**INFORMATION PROVIDED**
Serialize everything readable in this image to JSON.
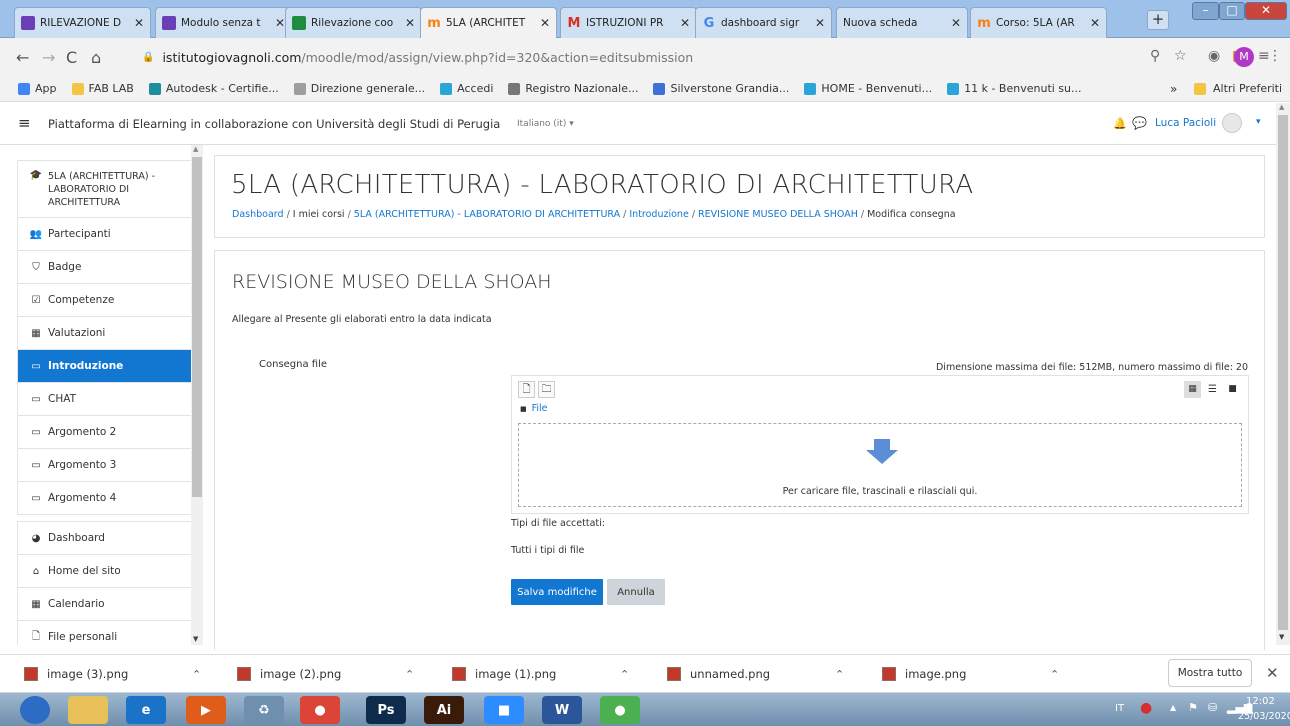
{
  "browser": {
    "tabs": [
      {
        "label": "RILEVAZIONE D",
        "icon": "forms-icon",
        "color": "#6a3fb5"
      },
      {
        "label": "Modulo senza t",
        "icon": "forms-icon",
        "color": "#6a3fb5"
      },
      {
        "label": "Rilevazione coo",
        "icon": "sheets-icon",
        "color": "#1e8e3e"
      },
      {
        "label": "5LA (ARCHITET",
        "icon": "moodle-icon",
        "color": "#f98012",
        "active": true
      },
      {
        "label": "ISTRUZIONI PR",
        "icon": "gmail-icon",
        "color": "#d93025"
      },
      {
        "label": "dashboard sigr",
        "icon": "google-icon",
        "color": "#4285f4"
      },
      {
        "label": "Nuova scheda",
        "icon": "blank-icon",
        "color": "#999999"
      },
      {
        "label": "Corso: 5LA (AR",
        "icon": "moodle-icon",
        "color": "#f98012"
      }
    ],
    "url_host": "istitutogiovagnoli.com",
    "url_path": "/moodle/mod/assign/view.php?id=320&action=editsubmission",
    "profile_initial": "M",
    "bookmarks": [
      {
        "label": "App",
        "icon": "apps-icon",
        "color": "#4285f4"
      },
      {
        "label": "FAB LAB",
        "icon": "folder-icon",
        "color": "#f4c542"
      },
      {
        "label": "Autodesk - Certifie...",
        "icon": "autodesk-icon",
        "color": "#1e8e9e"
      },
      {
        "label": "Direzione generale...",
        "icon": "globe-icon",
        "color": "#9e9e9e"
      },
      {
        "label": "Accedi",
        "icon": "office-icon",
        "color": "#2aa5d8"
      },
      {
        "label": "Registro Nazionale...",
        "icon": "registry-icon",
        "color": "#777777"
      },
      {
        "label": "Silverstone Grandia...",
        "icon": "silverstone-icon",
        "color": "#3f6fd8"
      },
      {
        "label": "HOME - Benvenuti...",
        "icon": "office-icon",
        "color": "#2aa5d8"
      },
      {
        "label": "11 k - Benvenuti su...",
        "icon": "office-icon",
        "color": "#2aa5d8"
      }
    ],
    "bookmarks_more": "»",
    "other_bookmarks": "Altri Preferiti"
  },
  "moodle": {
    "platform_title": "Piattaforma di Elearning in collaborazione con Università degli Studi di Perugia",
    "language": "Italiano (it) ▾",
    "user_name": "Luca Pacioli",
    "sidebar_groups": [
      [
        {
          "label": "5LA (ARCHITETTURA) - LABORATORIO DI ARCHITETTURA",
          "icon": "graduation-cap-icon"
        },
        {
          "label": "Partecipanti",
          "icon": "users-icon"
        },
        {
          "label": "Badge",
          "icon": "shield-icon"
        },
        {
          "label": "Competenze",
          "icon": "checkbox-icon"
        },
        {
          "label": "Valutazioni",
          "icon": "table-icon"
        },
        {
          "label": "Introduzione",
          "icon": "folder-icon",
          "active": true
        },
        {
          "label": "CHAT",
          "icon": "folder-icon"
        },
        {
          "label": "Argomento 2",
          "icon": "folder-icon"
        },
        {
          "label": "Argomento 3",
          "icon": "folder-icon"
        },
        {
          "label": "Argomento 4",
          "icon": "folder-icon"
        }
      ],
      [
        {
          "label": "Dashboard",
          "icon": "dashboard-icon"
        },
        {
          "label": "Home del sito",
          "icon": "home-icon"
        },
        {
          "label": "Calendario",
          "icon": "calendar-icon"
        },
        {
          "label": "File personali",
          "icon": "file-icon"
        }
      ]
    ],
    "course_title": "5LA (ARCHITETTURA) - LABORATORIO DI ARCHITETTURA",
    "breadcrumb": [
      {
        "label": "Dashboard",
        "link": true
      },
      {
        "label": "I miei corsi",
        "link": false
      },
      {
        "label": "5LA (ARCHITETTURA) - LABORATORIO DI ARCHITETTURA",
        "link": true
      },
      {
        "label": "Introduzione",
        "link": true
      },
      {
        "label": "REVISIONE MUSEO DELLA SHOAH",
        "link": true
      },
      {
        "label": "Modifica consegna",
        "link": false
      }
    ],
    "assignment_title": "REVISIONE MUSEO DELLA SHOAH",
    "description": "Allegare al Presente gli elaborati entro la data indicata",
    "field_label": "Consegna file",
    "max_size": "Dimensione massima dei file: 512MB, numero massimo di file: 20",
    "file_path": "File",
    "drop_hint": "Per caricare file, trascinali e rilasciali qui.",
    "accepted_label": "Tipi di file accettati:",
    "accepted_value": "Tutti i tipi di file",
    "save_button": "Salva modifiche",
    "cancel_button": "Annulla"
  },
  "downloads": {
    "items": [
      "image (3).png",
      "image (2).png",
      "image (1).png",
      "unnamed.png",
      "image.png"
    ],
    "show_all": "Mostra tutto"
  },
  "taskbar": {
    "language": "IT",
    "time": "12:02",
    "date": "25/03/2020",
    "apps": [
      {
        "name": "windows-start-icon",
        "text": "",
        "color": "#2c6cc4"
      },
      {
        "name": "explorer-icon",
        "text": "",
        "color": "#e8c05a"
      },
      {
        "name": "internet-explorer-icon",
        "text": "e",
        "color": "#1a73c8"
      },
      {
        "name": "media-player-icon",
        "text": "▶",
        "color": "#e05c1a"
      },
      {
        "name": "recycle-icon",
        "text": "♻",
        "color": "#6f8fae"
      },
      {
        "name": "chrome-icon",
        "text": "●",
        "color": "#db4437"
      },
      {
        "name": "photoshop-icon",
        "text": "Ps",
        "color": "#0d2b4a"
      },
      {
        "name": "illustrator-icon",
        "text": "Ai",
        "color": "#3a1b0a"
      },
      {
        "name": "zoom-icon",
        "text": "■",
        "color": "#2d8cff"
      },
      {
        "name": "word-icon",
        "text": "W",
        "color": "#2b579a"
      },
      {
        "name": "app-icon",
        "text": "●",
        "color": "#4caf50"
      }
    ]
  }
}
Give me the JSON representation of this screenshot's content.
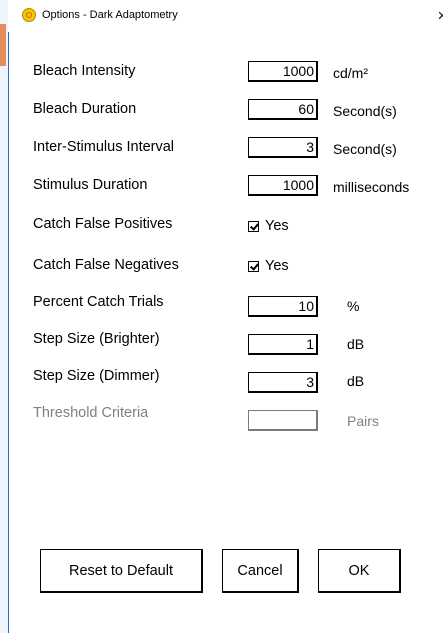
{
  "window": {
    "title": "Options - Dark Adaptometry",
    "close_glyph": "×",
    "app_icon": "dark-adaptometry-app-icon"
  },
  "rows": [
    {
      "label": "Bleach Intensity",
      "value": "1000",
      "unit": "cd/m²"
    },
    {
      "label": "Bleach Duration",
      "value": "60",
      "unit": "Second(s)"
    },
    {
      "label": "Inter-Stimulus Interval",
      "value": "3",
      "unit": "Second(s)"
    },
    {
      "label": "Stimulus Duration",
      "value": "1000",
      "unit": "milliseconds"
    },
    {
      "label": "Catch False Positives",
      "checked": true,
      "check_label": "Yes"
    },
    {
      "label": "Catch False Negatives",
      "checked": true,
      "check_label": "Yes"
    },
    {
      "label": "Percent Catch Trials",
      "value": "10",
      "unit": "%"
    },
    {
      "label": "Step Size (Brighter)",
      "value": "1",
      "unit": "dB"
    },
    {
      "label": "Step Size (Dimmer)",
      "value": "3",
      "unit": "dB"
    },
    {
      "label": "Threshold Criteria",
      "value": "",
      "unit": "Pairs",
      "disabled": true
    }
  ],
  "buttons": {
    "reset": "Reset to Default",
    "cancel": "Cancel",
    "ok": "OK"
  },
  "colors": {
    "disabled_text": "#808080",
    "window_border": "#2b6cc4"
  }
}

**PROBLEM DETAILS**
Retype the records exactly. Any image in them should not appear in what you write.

**ANSWER SPACE**
Serialize everything readable in this image to JSON.
{
  "browser": {
    "tabs": [
      {
        "label": "RILEVAZIONE D",
        "icon": "forms-icon",
        "color": "#6a3fb5"
      },
      {
        "label": "Modulo senza t",
        "icon": "forms-icon",
        "color": "#6a3fb5"
      },
      {
        "label": "Rilevazione coo",
        "icon": "sheets-icon",
        "color": "#1e8e3e"
      },
      {
        "label": "5LA (ARCHITET",
        "icon": "moodle-icon",
        "color": "#f98012",
        "active": true
      },
      {
        "label": "ISTRUZIONI PR",
        "icon": "gmail-icon",
        "color": "#d93025"
      },
      {
        "label": "dashboard sigr",
        "icon": "google-icon",
        "color": "#4285f4"
      },
      {
        "label": "Nuova scheda",
        "icon": "blank-icon",
        "color": "#999999"
      },
      {
        "label": "Corso: 5LA (AR",
        "icon": "moodle-icon",
        "color": "#f98012"
      }
    ],
    "url_host": "istitutogiovagnoli.com",
    "url_path": "/moodle/mod/assign/view.php?id=320&action=editsubmission",
    "profile_initial": "M",
    "bookmarks": [
      {
        "label": "App",
        "icon": "apps-icon",
        "color": "#4285f4"
      },
      {
        "label": "FAB LAB",
        "icon": "folder-icon",
        "color": "#f4c542"
      },
      {
        "label": "Autodesk - Certifie...",
        "icon": "autodesk-icon",
        "color": "#1e8e9e"
      },
      {
        "label": "Direzione generale...",
        "icon": "globe-icon",
        "color": "#9e9e9e"
      },
      {
        "label": "Accedi",
        "icon": "office-icon",
        "color": "#2aa5d8"
      },
      {
        "label": "Registro Nazionale...",
        "icon": "registry-icon",
        "color": "#777777"
      },
      {
        "label": "Silverstone Grandia...",
        "icon": "silverstone-icon",
        "color": "#3f6fd8"
      },
      {
        "label": "HOME - Benvenuti...",
        "icon": "office-icon",
        "color": "#2aa5d8"
      },
      {
        "label": "11 k - Benvenuti su...",
        "icon": "office-icon",
        "color": "#2aa5d8"
      }
    ],
    "bookmarks_more": "»",
    "other_bookmarks": "Altri Preferiti"
  },
  "moodle": {
    "platform_title": "Piattaforma di Elearning in collaborazione con Università degli Studi di Perugia",
    "language": "Italiano (it) ▾",
    "user_name": "Luca Pacioli",
    "sidebar_groups": [
      [
        {
          "label": "5LA (ARCHITETTURA) - LABORATORIO DI ARCHITETTURA",
          "icon": "graduation-cap-icon"
        },
        {
          "label": "Partecipanti",
          "icon": "users-icon"
        },
        {
          "label": "Badge",
          "icon": "shield-icon"
        },
        {
          "label": "Competenze",
          "icon": "checkbox-icon"
        },
        {
          "label": "Valutazioni",
          "icon": "table-icon"
        },
        {
          "label": "Introduzione",
          "icon": "folder-icon",
          "active": true
        },
        {
          "label": "CHAT",
          "icon": "folder-icon"
        },
        {
          "label": "Argomento 2",
          "icon": "folder-icon"
        },
        {
          "label": "Argomento 3",
          "icon": "folder-icon"
        },
        {
          "label": "Argomento 4",
          "icon": "folder-icon"
        }
      ],
      [
        {
          "label": "Dashboard",
          "icon": "dashboard-icon"
        },
        {
          "label": "Home del sito",
          "icon": "home-icon"
        },
        {
          "label": "Calendario",
          "icon": "calendar-icon"
        },
        {
          "label": "File personali",
          "icon": "file-icon"
        }
      ]
    ],
    "course_title": "5LA (ARCHITETTURA) - LABORATORIO DI ARCHITETTURA",
    "breadcrumb": [
      {
        "label": "Dashboard",
        "link": true
      },
      {
        "label": "I miei corsi",
        "link": false
      },
      {
        "label": "5LA (ARCHITETTURA) - LABORATORIO DI ARCHITETTURA",
        "link": true
      },
      {
        "label": "Introduzione",
        "link": true
      },
      {
        "label": "REVISIONE MUSEO DELLA SHOAH",
        "link": true
      },
      {
        "label": "Modifica consegna",
        "link": false
      }
    ],
    "assignment_title": "REVISIONE MUSEO DELLA SHOAH",
    "description": "Allegare al Presente gli elaborati entro la data indicata",
    "field_label": "Consegna file",
    "max_size": "Dimensione massima dei file: 512MB, numero massimo di file: 20",
    "file_path": "File",
    "drop_hint": "Per caricare file, trascinali e rilasciali qui.",
    "accepted_label": "Tipi di file accettati:",
    "accepted_value": "Tutti i tipi di file",
    "save_button": "Salva modifiche",
    "cancel_button": "Annulla"
  },
  "downloads": {
    "items": [
      "image (3).png",
      "image (2).png",
      "image (1).png",
      "unnamed.png",
      "image.png"
    ],
    "show_all": "Mostra tutto"
  },
  "taskbar": {
    "language": "IT",
    "time": "12:02",
    "date": "25/03/2020",
    "apps": [
      {
        "name": "windows-start-icon",
        "text": "",
        "color": "#2c6cc4"
      },
      {
        "name": "explorer-icon",
        "text": "",
        "color": "#e8c05a"
      },
      {
        "name": "internet-explorer-icon",
        "text": "e",
        "color": "#1a73c8"
      },
      {
        "name": "media-player-icon",
        "text": "▶",
        "color": "#e05c1a"
      },
      {
        "name": "recycle-icon",
        "text": "♻",
        "color": "#6f8fae"
      },
      {
        "name": "chrome-icon",
        "text": "●",
        "color": "#db4437"
      },
      {
        "name": "photoshop-icon",
        "text": "Ps",
        "color": "#0d2b4a"
      },
      {
        "name": "illustrator-icon",
        "text": "Ai",
        "color": "#3a1b0a"
      },
      {
        "name": "zoom-icon",
        "text": "■",
        "color": "#2d8cff"
      },
      {
        "name": "word-icon",
        "text": "W",
        "color": "#2b579a"
      },
      {
        "name": "app-icon",
        "text": "●",
        "color": "#4caf50"
      }
    ]
  }
}
Give me the JSON representation of this screenshot's content.
{
  "window": {
    "title": "Options - Dark Adaptometry",
    "close_glyph": "×",
    "app_icon": "dark-adaptometry-app-icon"
  },
  "rows": [
    {
      "label": "Bleach Intensity",
      "value": "1000",
      "unit": "cd/m²"
    },
    {
      "label": "Bleach Duration",
      "value": "60",
      "unit": "Second(s)"
    },
    {
      "label": "Inter-Stimulus Interval",
      "value": "3",
      "unit": "Second(s)"
    },
    {
      "label": "Stimulus Duration",
      "value": "1000",
      "unit": "milliseconds"
    },
    {
      "label": "Catch False Positives",
      "checked": true,
      "check_label": "Yes"
    },
    {
      "label": "Catch False Negatives",
      "checked": true,
      "check_label": "Yes"
    },
    {
      "label": "Percent Catch Trials",
      "value": "10",
      "unit": "%"
    },
    {
      "label": "Step Size (Brighter)",
      "value": "1",
      "unit": "dB"
    },
    {
      "label": "Step Size (Dimmer)",
      "value": "3",
      "unit": "dB"
    },
    {
      "label": "Threshold Criteria",
      "value": "",
      "unit": "Pairs",
      "disabled": true
    }
  ],
  "buttons": {
    "reset": "Reset to Default",
    "cancel": "Cancel",
    "ok": "OK"
  },
  "colors": {
    "disabled_text": "#808080",
    "window_border": "#2b6cc4"
  }
}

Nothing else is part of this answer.